Real shocker from VTDigger: The large-scale hydropower dams in northern Quebec, which provide much of Vermont’s supply of “renewable” electricity, have taken a human toll on First Nations communities in the far north. And will take an even greater toll as more dams are built.
Because of course they have and of course they will. Each dam floods huge tracts of land. The Innu and Inuit people depend heavily on using their land for hunting and gathering. Their lives are being constricted by the buildout of hydro power, which is in high demand from New England states eager to meet renewable energy targets. Which, in turn, means that more dams are in the works.
By exporting our environmental pain to faraway people. Or, as Inuit elder Alex Saunders put it, “Think about what you’re buying here. You’re buying the misery from the local people of northern Canada.”
You put it that, way, HQ’s “renewable” energy seems a little less renewable.
This isn’t a simple issue. HQ is a major resource for non-carbon-emitting power, and will continue to be. But the lives of indigenous people shouldn’t be swept aside — especially when Vermonters are so queasy about the esthetics of solar and wind installations in their home state, and seem to want to preserve Vermont’s [ahem, false] purity at the expense of others.
I mean, just look at that picture and tell me that large-scale wind turbines are unacceptably destructive.
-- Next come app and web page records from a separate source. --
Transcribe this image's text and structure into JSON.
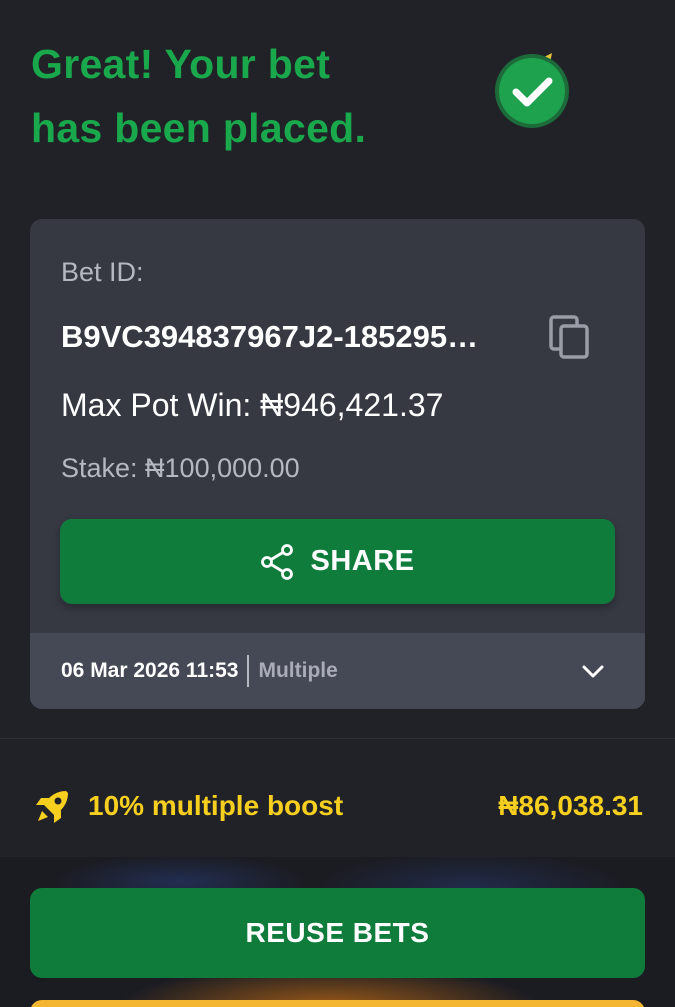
{
  "confirmation": {
    "line1": "Great! Your bet",
    "line2": "has been placed."
  },
  "bet": {
    "id_label": "Bet ID:",
    "id_value": "B9VC394837967J2-185295…",
    "max_pot_win": "Max Pot Win: ₦946,421.37",
    "stake": "Stake: ₦100,000.00",
    "share_label": "SHARE",
    "date": "06 Mar 2026 11:53",
    "bet_type": "Multiple"
  },
  "boost": {
    "label": "10% multiple boost",
    "amount": "₦86,038.31"
  },
  "actions": {
    "reuse_label": "REUSE BETS"
  },
  "colors": {
    "background": "#202227",
    "success_green": "#1aa84c",
    "button_green": "#0f7c3c",
    "card": "#363842",
    "card_footer": "#454855",
    "boost_yellow": "#f7cf1e"
  },
  "icons": {
    "success": "check-circle-icon",
    "copy": "copy-icon",
    "share": "share-icon",
    "expand": "chevron-down-icon",
    "boost": "rocket-icon"
  }
}
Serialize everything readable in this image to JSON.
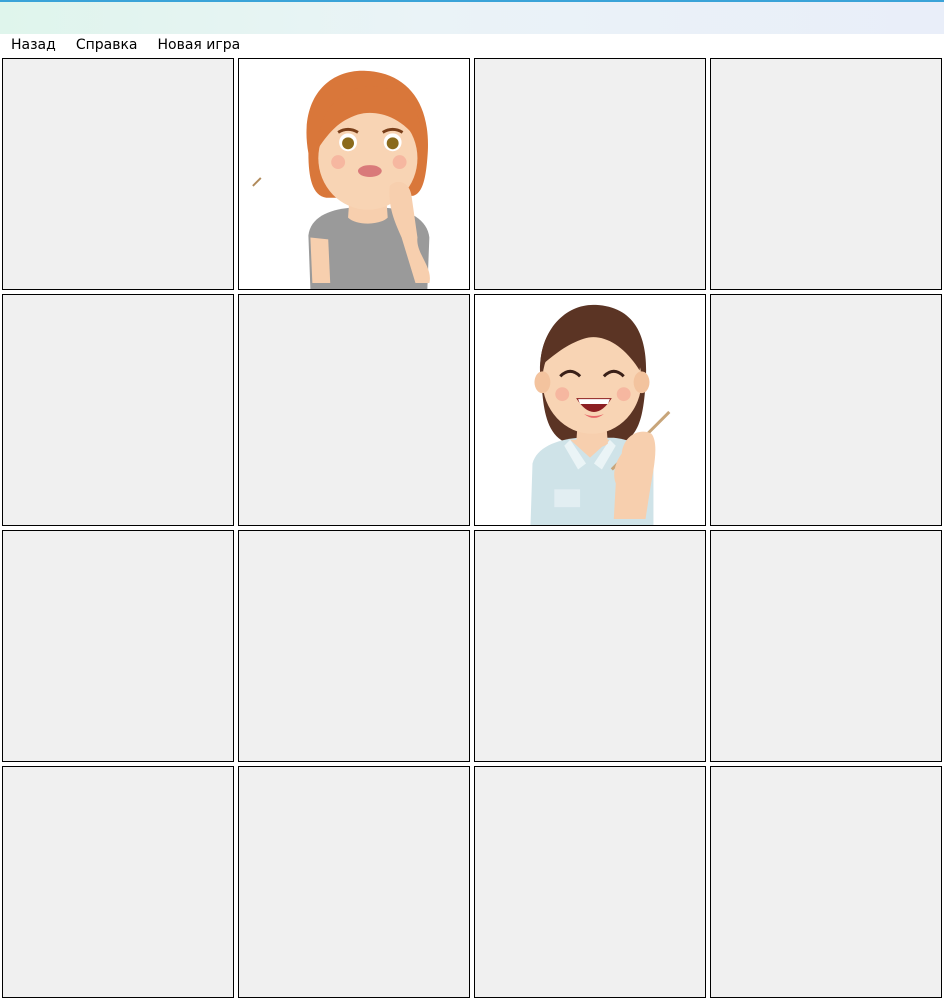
{
  "window": {
    "title": ""
  },
  "menu": {
    "items": [
      {
        "label": "Назад"
      },
      {
        "label": "Справка"
      },
      {
        "label": "Новая игра"
      }
    ]
  },
  "board": {
    "rows": 4,
    "cols": 4,
    "cells": [
      {
        "state": "hidden"
      },
      {
        "state": "revealed",
        "picture": "woman-red-hair-icon"
      },
      {
        "state": "hidden"
      },
      {
        "state": "hidden"
      },
      {
        "state": "hidden"
      },
      {
        "state": "hidden"
      },
      {
        "state": "revealed",
        "picture": "woman-brown-hair-laughing-icon"
      },
      {
        "state": "hidden"
      },
      {
        "state": "hidden"
      },
      {
        "state": "hidden"
      },
      {
        "state": "hidden"
      },
      {
        "state": "hidden"
      },
      {
        "state": "hidden"
      },
      {
        "state": "hidden"
      },
      {
        "state": "hidden"
      },
      {
        "state": "hidden"
      }
    ],
    "colors": {
      "hidden_card": "#f0f0f0",
      "revealed_card": "#ffffff",
      "border": "#000000"
    }
  }
}
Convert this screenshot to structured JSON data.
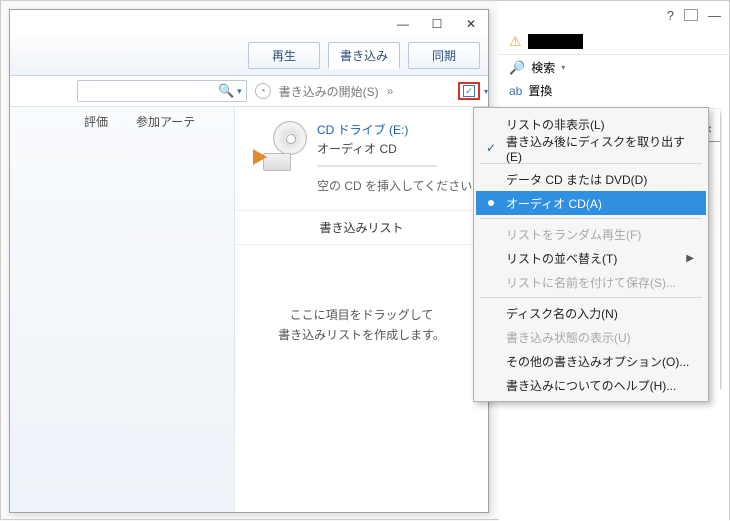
{
  "bg": {
    "help": "?",
    "search_label": "検索",
    "replace_label": "置換",
    "page_close": "×",
    "page_box": "☐",
    "min": "—"
  },
  "wmp": {
    "win": {
      "min": "—",
      "max": "☐",
      "close": "✕"
    },
    "tabs": {
      "play": "再生",
      "burn": "書き込み",
      "sync": "同期"
    },
    "toolbar": {
      "start_burn": "書き込みの開始(S)",
      "chevrons": "»"
    },
    "left": {
      "col1": "評価",
      "col2": "参加アーテ"
    },
    "drive": {
      "name": "CD ドライブ (E:)",
      "type": "オーディオ CD",
      "hint": "空の CD を挿入してください"
    },
    "burn_list_title": "書き込みリスト",
    "drop_hint_l1": "ここに項目をドラッグして",
    "drop_hint_l2": "書き込みリストを作成します。"
  },
  "menu": {
    "hide_list": "リストの非表示(L)",
    "eject_after": "書き込み後にディスクを取り出す(E)",
    "data_cd": "データ CD または DVD(D)",
    "audio_cd": "オーディオ CD(A)",
    "shuffle": "リストをランダム再生(F)",
    "sort": "リストの並べ替え(T)",
    "save_as": "リストに名前を付けて保存(S)...",
    "disc_name": "ディスク名の入力(N)",
    "burn_status": "書き込み状態の表示(U)",
    "other_opts": "その他の書き込みオプション(O)...",
    "help": "書き込みについてのヘルプ(H)..."
  }
}
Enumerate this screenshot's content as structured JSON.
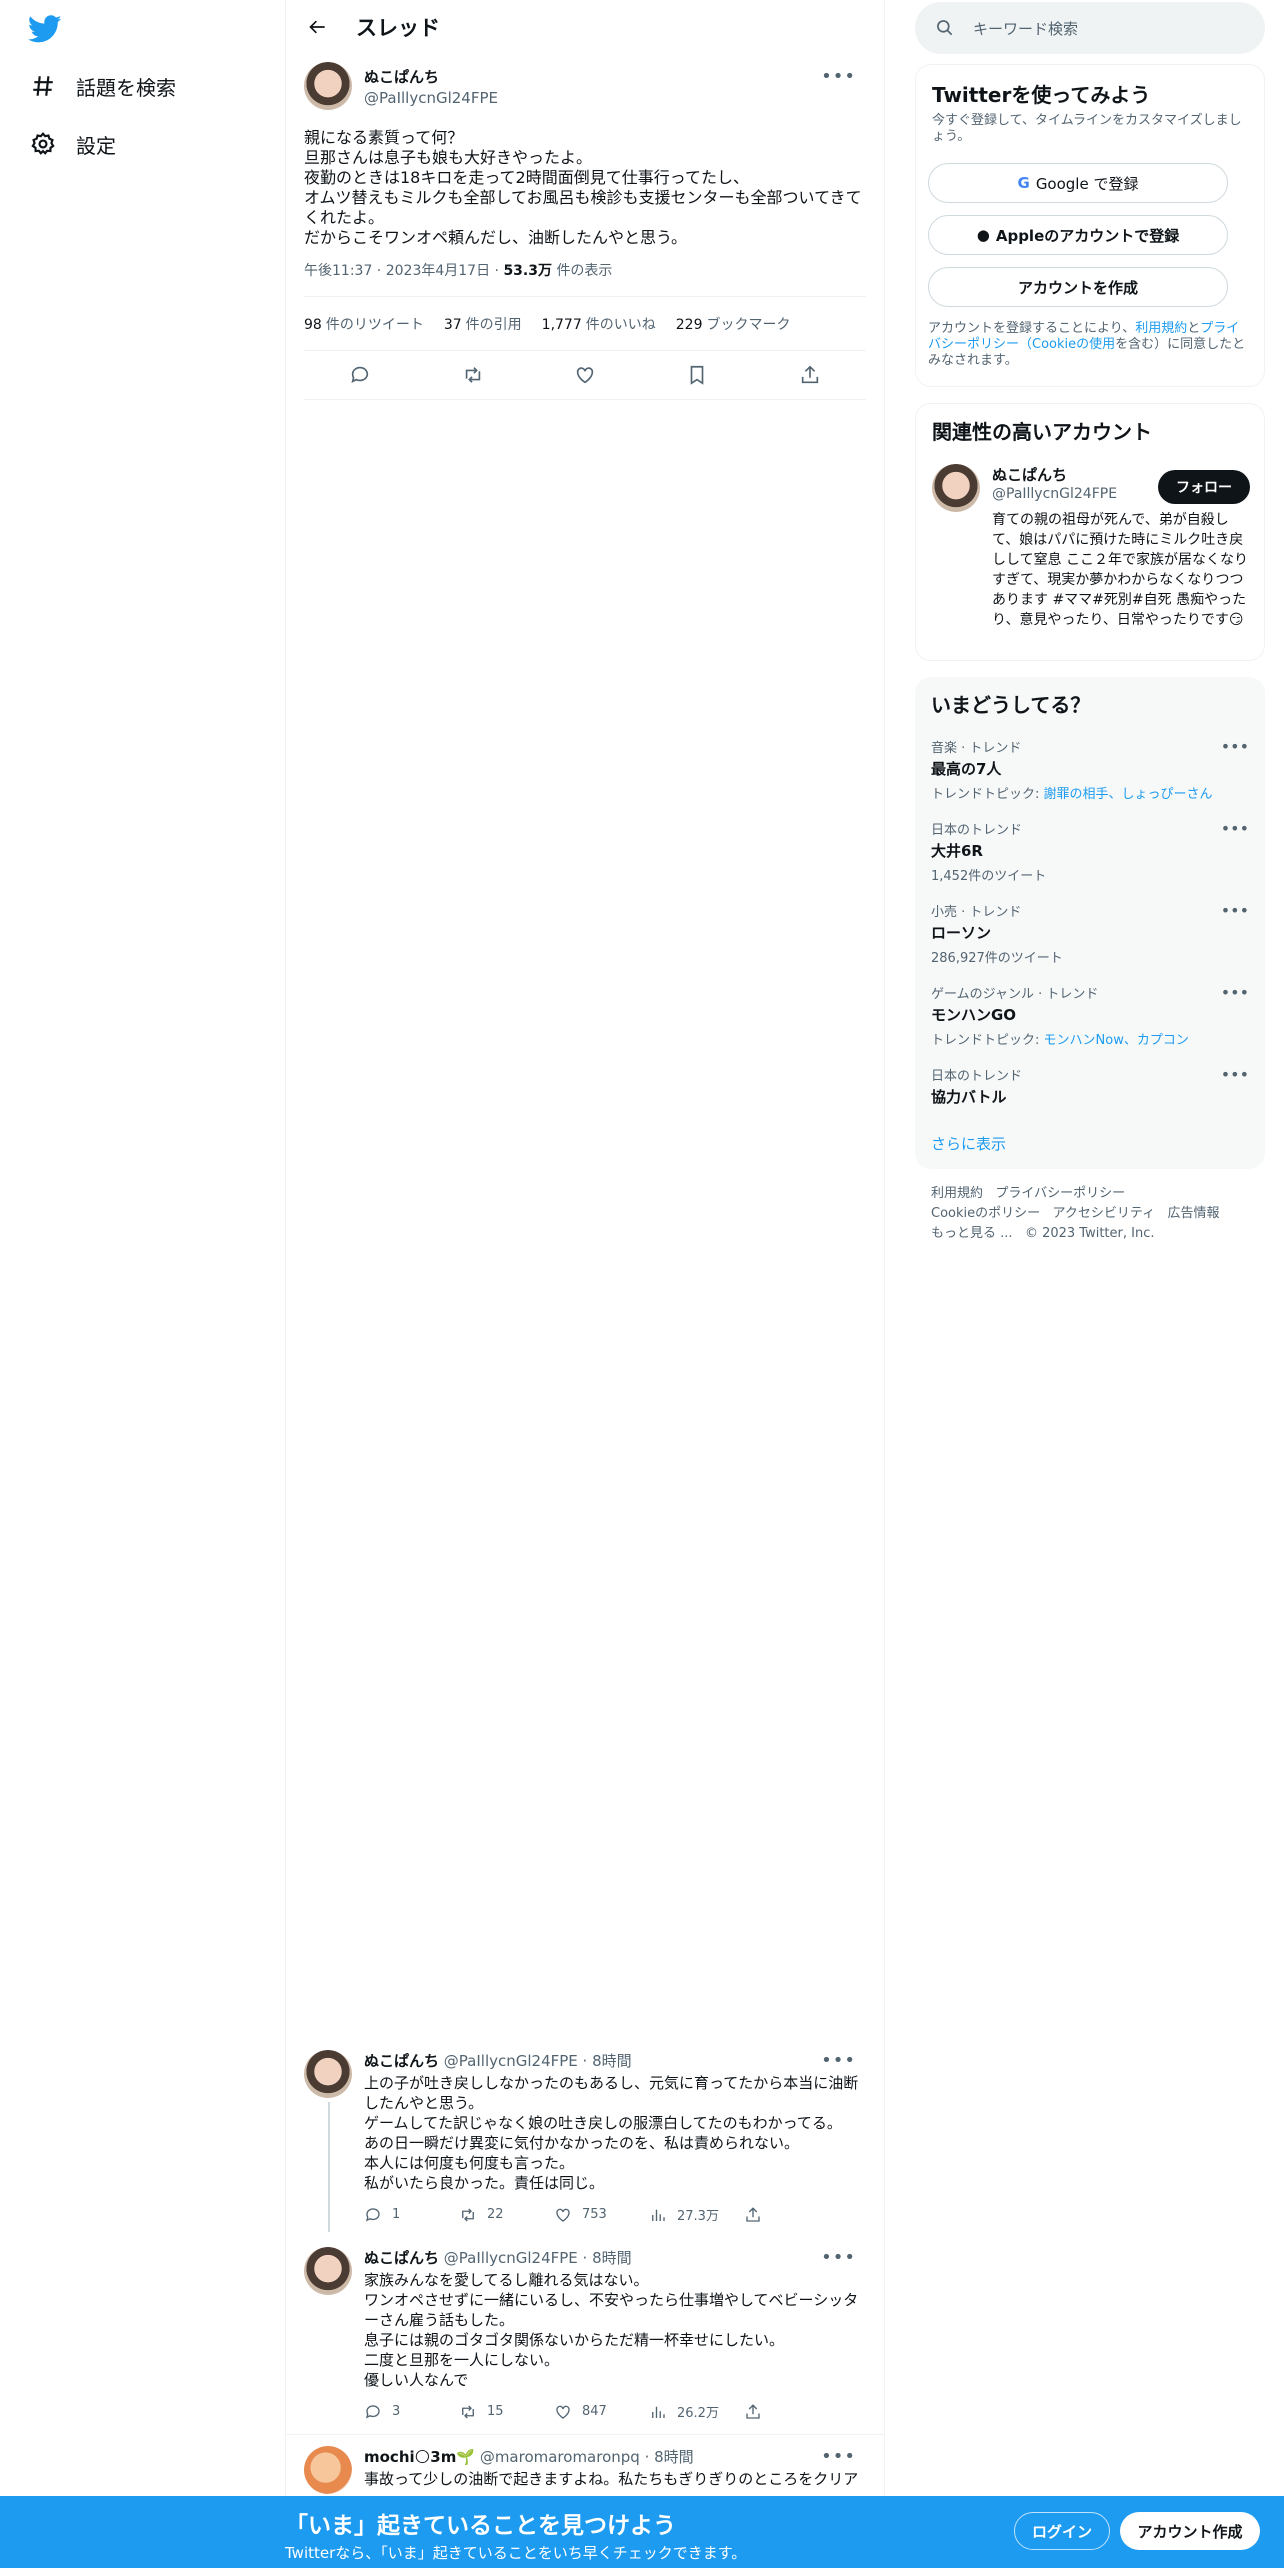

You can’t, if you’re being at all honest about it.
One of the best books I’ve ever read is The Inconvenient Indian by Thomas King, a Canadian writer of Cherokee descent. It’s a brief, witty and painful account of how white folks have treated Native Americans as an inconvenience throughout their joint history.
And the First Nations people of northern Quebec and Labrador, whose lives were largely encumbered for centuries because their lands were essentially valueless in white people’s terms, have now become inconvenient.
This year, Vermont officially deep-sixed the Columbus Day holiday, renaming it Indigenous Peoples Day. A noble move, pretty much entirely on paper — like Black History Month. If we fail to consider HQ’s effect on native peoples, or if we prioritize our own state’s alleged purity over their lives and interests, then our Columbus Day wokeness is, in a fundamental sense, a lie.
Because when push comes to shove, we still view Native Americans as an inconvenience.